News / Reviews
Gundula Janowitz 80th Anniversary
In 1972, the then 35 year old soprano with the so unmistakably silvery timbre and rapid vibrato that always sounded chaste (together with a slight, charming lisp) gave a Lieder recital at the Salzburg Festival. The programme consisted of virtually unknown Schubert as well as original and high-quality settings by Schubert's close friend Anselm Hüttenbrenner; the wonderful Irwin Gage accompanied her.
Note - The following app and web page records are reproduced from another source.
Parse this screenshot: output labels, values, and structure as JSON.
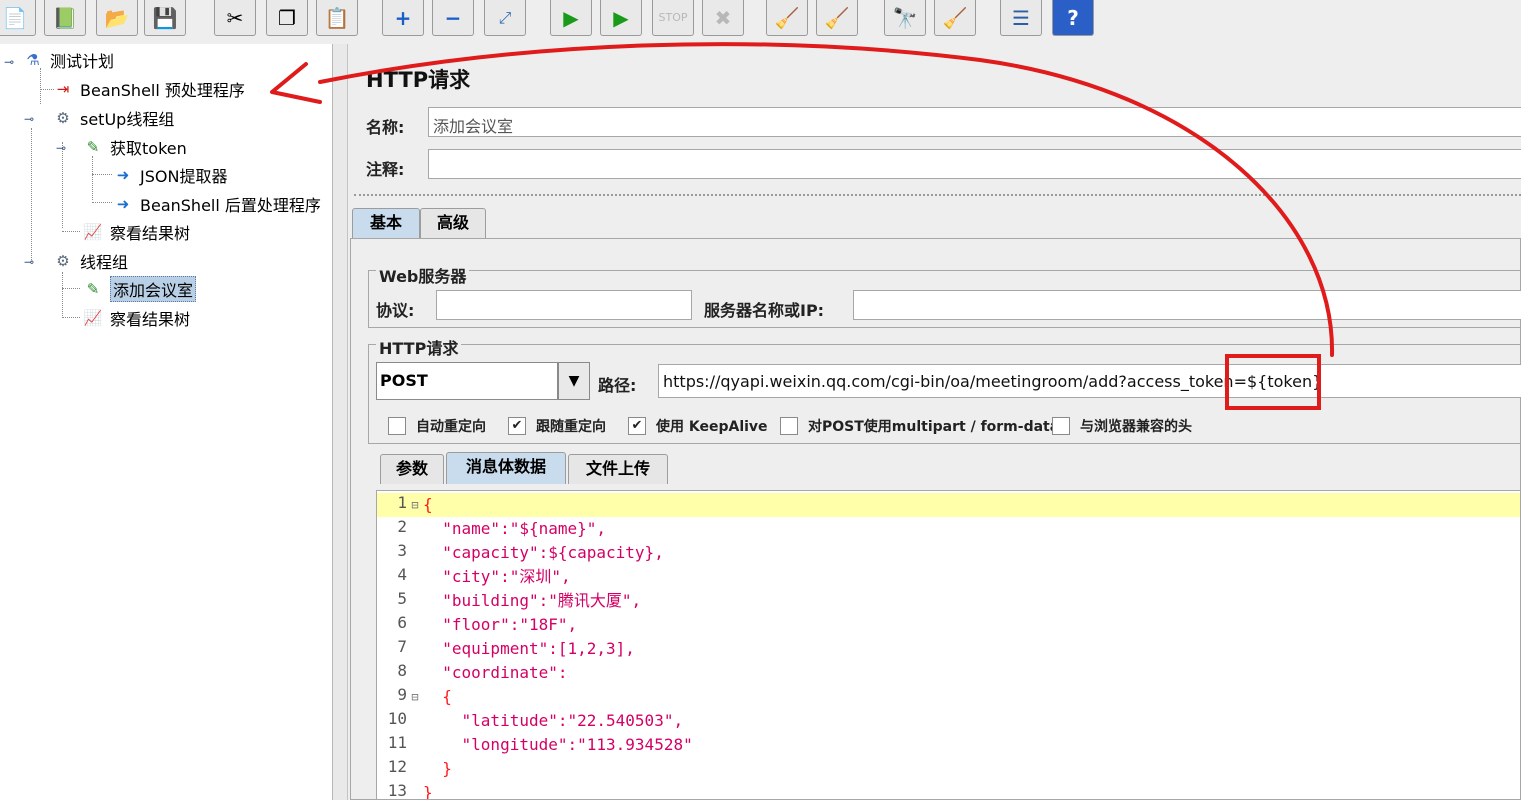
{
  "tree": {
    "root": "测试计划",
    "beanshell_pre": "BeanShell 预处理程序",
    "setup_group": "setUp线程组",
    "get_token": "获取token",
    "json_extractor": "JSON提取器",
    "beanshell_post": "BeanShell 后置处理程序",
    "results_tree_1": "察看结果树",
    "thread_group": "线程组",
    "add_room": "添加会议室",
    "results_tree_2": "察看结果树"
  },
  "panel": {
    "title": "HTTP请求",
    "name_label": "名称:",
    "name_value": "添加会议室",
    "comment_label": "注释:",
    "comment_value": "",
    "tabs": [
      "基本",
      "高级"
    ],
    "web_server": {
      "title": "Web服务器",
      "protocol_label": "协议:",
      "protocol_value": "",
      "server_label": "服务器名称或IP:",
      "server_value": ""
    },
    "http_request": {
      "title": "HTTP请求",
      "method": "POST",
      "path_label": "路径:",
      "path_value": "https://qyapi.weixin.qq.com/cgi-bin/oa/meetingroom/add?access_token=${token}"
    },
    "checkboxes": [
      {
        "label": "自动重定向",
        "checked": false
      },
      {
        "label": "跟随重定向",
        "checked": true
      },
      {
        "label": "使用 KeepAlive",
        "checked": true
      },
      {
        "label": "对POST使用multipart / form-data",
        "checked": false
      },
      {
        "label": "与浏览器兼容的头",
        "checked": false
      }
    ],
    "sub_tabs": [
      "参数",
      "消息体数据",
      "文件上传"
    ]
  },
  "editor": {
    "line_numbers": [
      "1",
      "2",
      "3",
      "4",
      "5",
      "6",
      "7",
      "8",
      "9",
      "10",
      "11",
      "12",
      "13"
    ],
    "lines": [
      "{",
      "  \"name\":\"${name}\",",
      "  \"capacity\":${capacity},",
      "  \"city\":\"深圳\",",
      "  \"building\":\"腾讯大厦\",",
      "  \"floor\":\"18F\",",
      "  \"equipment\":[1,2,3],",
      "  \"coordinate\":",
      "  {",
      "    \"latitude\":\"22.540503\",",
      "    \"longitude\":\"113.934528\"",
      "  }",
      "}"
    ]
  },
  "toolbar_icons": [
    "new-icon",
    "templates-icon",
    "open-icon",
    "save-icon",
    "cut-icon",
    "copy-icon",
    "paste-icon",
    "expand-icon",
    "collapse-icon",
    "toggle-icon",
    "start-icon",
    "start-no-pause-icon",
    "stop-icon",
    "shutdown-icon",
    "clear-icon",
    "clear-all-icon",
    "search-icon",
    "reset-search-icon",
    "function-helper-icon",
    "help-icon"
  ],
  "colors": {
    "annotation": "#e01b1b",
    "selection": "#b8cfe5",
    "highlight_line": "#ffffaa"
  }
}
Orfeo has documented this recital along with many of her Gundula Janowitzmajor roles at the Vienna State Opera, often in live recordings of complete operas, but also in excerpted form on a portrait album. The latter includes Donna Anna in Don Giovanni under Karajan (1970), Agathe in Der Freischütz (1972) and Ariadne (1976) under Böhm as well as Don Carlo under Horst Stein (1970) – all operas available complete in the Orfeo catalogue – Monteverdi's Poppea (1963), Marzelline and Leonore (Fidelio 1962 and 1978) plus an exquisite excerpt from Meistersinger from 21 October 1975 with Janowitz as Eva and a jovially mischievous Karl Ridderbusch as Sachs. There is also the small jewel of her Fiordiligi at the side of Christa Ludwig as Dorabella in a live recording of Così fan tutte under Josef Krips from the Vienna State Opera (1968).
Gundula Janowitz, who was born on 2 August 1937 in Berlin but was of Hungarian-Austrian extraction, and grew up and was trained in Graz, sang Wagner at Bayreuth as early as 1960: albeit "only" as a Flowermaiden in Parsifal – captured and easily identifiable on CD! This was followed in 1963 by Beethoven's Ninth Symphony with Grace Bumbry, Jess Thomas, George London and the Bayreuth Festival chorus and orchestra under Karl Böhm. Then everything went quite quickly. Thanks to Herbert von Karajan there followed an engagement at the Vienna State Opera, Pamina in Aix-en-Provence in 1963, Ilia (Idomeneo) the following year at Glyndebourne, a string of recordings, Strauss and Wagner in Salzburg (Sieglinde at the first Easter Festival in 1967). Jens Malte Fischer, in his 1995 book Große Stimmen, rightly praised the "marmoreal beauty" of her singing, "as cool as it is classically rigorous".
The great years in Gundula Janowitz's career were the 1970s and 1980s. And yet the Vienna live recording of the "Dove sono" of her Countess in Figaro from 7 February 1990 on the portrait album demonstrates that, shortly before she retired from the stage – she would later still give recitals – her voice had lost none of its character, even though in terms of substance it had been somewhat compromised by singing the great Verdi and Wagner roles like Sieglinde, Elsa and Elisabeth (Tannhäuser). The downside of her exceptionally slender bright voice, rich in harmonics, was that there was always the danger of a certain metallic shrillness.